Interface dataset entries
_ _ _ _ _

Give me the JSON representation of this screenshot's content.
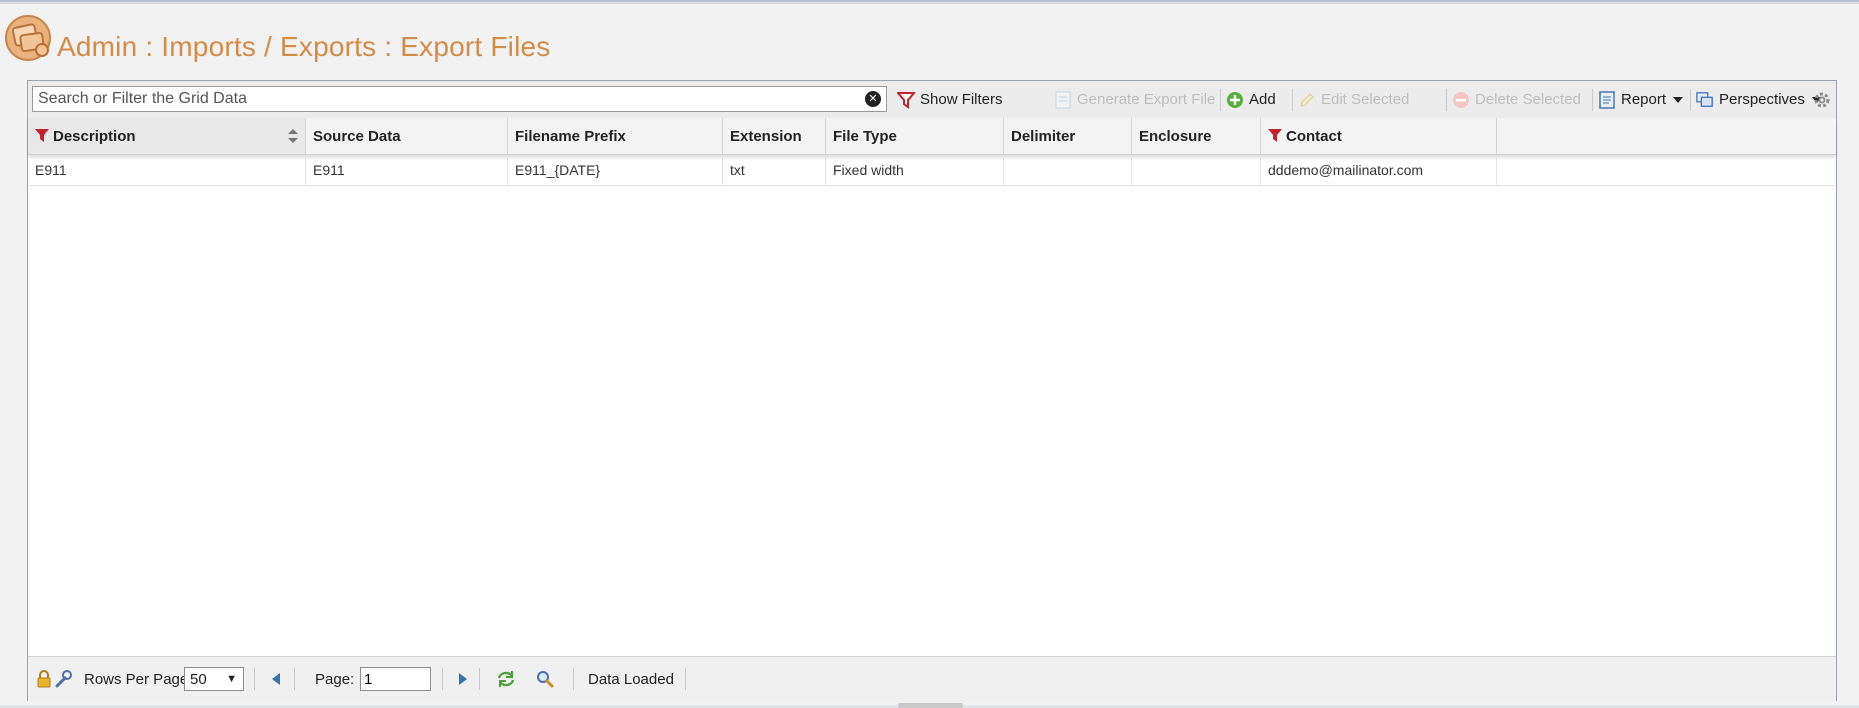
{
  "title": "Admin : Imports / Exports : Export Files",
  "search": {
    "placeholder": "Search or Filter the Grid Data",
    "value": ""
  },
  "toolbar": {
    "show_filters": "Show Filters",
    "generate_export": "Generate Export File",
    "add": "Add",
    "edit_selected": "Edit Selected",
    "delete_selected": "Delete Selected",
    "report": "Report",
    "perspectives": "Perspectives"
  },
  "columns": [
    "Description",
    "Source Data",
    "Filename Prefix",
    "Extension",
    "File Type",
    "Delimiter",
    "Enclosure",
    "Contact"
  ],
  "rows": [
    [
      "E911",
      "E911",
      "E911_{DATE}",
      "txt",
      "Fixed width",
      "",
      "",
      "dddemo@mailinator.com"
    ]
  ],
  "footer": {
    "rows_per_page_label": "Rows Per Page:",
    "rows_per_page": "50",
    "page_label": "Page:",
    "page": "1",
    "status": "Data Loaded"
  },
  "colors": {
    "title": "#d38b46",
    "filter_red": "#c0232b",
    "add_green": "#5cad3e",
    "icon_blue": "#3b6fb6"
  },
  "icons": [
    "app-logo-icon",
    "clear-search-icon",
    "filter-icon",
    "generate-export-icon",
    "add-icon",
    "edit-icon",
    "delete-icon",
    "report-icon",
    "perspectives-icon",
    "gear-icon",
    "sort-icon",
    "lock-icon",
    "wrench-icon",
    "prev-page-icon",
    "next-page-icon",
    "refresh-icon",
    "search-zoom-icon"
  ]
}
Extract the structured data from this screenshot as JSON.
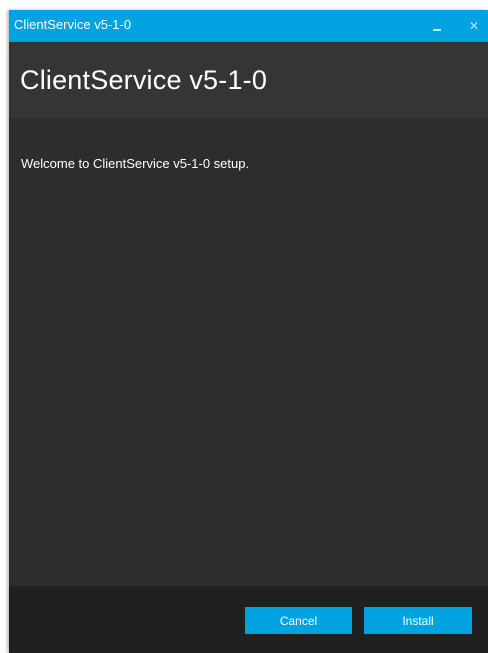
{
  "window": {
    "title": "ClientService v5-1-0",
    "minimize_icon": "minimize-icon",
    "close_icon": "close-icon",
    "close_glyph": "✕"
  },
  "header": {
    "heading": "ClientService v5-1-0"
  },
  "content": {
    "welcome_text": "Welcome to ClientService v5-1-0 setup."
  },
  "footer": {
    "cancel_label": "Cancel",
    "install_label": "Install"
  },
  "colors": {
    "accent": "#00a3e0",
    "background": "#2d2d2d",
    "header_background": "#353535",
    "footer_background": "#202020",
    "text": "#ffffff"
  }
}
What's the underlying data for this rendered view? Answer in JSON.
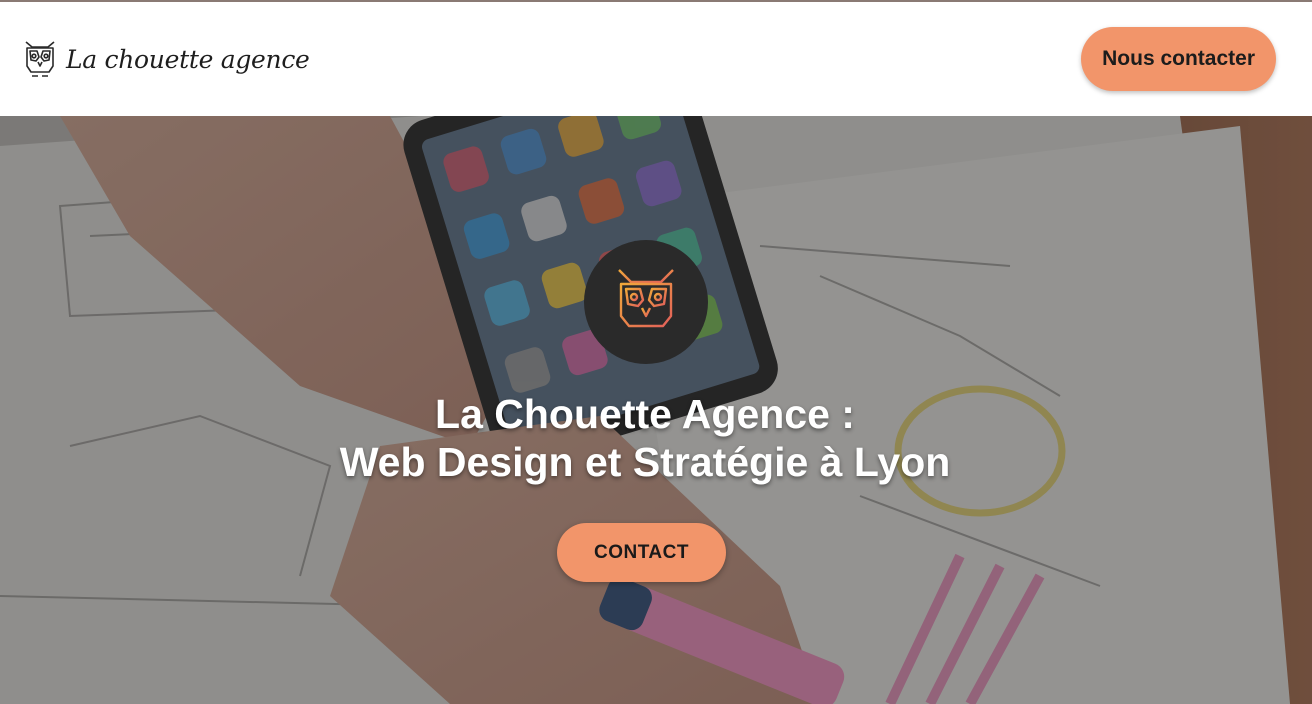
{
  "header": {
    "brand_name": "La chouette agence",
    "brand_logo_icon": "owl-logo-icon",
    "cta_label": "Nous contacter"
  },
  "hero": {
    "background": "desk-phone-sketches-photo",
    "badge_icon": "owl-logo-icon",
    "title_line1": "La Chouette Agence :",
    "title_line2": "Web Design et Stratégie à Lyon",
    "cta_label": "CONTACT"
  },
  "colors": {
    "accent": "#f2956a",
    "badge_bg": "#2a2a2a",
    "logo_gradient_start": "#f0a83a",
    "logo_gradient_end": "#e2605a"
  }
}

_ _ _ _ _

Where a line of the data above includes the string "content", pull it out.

Give me the JSON representation of this screenshot's content.
  "content": {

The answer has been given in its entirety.